How to Win at Poker

Poker is a card game of chance and skill in which players wager money to win. Whether played in casinos, at home, or online, poker has become one of the most popular card games in the world. While the game’s rules are simple, learning to play poker successfully takes time and practice. The following tips can help you win more often and increase your enjoyment of the game.

To play poker, you must first ante something (amount varies by game). Then, each player receives two cards face down and begins betting by placing chips in the pot, called blind bets. Once all players have made their bets, another card is dealt face up on the flop. Then another round of betting starts, starting with the player to the left of the dealer.

You must be able to read the situation and understand your opponent’s betting style. If you know your opponents’ tendencies, you can adjust your own behavior to maximize your chances of winning. In addition, you must also be able to determine the strength of your own hand. A strong poker hand is a combination of two distinct pairs and at least one high card. The highest pair is the royal flush, which contains all five cards of the same rank. The second highest hand is the straight, which contains five consecutive cards of the same suit. The third highest hand is the three of a kind. This consists of three matching cards of the same rank, while the fourth highest hand is two pair. This consists of two cards of the same rank and three unmatched cards.

There are several different types of poker, but it is important to learn the basics before moving on to more complex strategies. It is best to develop good instincts by observing experienced players and imagining how you would react in their shoes. You can also study the different rules, variants, and limits of poker games to improve your knowledge.

If you have a premium opening hand like Aces, Kings, or Queens, bet aggressively. Too many new players check when they should be raising, or they call a raise too often without the goods. This can lead to disaster when a player with a better hand hits the Flop, Turn, or River and beats you.

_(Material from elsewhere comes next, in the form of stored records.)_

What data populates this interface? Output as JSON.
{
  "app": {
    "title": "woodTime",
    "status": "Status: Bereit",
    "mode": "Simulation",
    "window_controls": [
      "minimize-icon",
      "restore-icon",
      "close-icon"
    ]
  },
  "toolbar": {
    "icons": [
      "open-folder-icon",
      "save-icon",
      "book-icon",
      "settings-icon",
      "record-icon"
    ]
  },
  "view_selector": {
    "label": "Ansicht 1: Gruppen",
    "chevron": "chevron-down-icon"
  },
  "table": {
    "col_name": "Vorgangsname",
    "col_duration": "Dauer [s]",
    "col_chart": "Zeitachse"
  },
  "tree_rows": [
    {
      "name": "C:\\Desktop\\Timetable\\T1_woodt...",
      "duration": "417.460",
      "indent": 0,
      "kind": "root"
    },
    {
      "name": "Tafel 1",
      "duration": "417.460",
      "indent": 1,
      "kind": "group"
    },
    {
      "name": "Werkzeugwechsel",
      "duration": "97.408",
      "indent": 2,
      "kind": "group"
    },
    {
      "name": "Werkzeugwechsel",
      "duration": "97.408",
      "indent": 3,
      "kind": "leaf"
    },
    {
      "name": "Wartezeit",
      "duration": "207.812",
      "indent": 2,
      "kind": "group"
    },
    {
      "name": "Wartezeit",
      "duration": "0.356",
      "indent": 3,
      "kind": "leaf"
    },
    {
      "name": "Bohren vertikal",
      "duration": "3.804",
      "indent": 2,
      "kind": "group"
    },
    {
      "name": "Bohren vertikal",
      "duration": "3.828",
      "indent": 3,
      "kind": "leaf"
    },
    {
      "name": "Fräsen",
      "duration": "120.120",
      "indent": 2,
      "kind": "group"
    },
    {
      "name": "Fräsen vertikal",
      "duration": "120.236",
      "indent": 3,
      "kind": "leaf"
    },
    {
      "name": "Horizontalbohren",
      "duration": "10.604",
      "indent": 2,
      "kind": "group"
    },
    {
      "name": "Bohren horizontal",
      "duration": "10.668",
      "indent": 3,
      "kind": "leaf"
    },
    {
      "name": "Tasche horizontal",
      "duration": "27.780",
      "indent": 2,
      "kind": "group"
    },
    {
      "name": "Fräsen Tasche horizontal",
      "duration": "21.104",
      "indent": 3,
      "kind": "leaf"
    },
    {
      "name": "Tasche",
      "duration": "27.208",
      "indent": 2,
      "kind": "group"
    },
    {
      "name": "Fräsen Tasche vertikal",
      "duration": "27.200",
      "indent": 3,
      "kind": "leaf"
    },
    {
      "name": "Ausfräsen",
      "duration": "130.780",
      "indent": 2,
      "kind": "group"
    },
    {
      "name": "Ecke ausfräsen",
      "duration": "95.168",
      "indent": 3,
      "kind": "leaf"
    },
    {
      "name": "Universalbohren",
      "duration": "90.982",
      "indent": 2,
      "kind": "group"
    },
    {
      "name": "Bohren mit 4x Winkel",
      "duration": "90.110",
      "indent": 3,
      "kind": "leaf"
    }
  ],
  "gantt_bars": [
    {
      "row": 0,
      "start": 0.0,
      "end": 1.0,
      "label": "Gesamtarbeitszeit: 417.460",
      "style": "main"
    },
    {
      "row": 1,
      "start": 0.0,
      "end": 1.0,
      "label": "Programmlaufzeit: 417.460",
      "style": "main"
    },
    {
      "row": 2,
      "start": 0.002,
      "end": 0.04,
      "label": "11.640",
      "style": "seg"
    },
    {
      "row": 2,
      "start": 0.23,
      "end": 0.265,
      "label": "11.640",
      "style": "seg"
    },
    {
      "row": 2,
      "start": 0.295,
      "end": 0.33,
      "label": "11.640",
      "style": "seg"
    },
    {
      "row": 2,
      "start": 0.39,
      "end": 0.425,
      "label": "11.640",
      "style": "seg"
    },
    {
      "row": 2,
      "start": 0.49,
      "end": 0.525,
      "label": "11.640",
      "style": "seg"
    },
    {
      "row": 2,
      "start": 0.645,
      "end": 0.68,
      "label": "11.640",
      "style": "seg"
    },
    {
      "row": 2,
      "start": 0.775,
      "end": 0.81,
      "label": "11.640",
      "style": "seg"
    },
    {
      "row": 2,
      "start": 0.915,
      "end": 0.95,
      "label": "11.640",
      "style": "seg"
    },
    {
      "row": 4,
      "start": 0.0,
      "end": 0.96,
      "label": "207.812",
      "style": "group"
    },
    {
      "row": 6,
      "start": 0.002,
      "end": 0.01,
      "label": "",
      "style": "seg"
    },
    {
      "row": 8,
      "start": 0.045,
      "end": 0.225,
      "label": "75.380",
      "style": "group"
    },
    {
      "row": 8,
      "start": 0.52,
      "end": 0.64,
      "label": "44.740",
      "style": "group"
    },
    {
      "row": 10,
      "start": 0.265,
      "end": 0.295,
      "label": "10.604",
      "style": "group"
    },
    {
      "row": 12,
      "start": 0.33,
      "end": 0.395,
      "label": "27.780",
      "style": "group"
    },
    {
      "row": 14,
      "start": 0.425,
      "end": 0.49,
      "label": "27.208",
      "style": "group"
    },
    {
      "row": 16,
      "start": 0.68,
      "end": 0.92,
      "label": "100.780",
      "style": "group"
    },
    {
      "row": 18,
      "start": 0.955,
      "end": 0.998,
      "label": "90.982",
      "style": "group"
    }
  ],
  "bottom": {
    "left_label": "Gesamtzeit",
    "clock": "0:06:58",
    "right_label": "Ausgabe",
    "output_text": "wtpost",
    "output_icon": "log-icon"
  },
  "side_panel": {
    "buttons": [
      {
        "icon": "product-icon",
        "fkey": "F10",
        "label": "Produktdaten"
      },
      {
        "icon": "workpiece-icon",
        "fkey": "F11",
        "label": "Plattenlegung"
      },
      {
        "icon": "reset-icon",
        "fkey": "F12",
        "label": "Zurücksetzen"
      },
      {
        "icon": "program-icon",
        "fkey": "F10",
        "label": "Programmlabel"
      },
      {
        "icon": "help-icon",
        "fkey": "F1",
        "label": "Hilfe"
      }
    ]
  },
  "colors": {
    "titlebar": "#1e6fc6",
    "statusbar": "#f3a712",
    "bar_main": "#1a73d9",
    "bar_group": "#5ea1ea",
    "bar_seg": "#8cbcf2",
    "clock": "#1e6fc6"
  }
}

You must be able to recognize and overcome cognitive biases, such as the fear of missing out and the desire to prove your hand’s strength. By practicing and developing discipline, you can learn to make more profitable decisions by recognizing when to fold and when to stay in the hand. In this way, you can protect your bankroll and increase your profitability. Folding is an art, and it requires a lot of practice to master. The more you practice, the faster you will improve.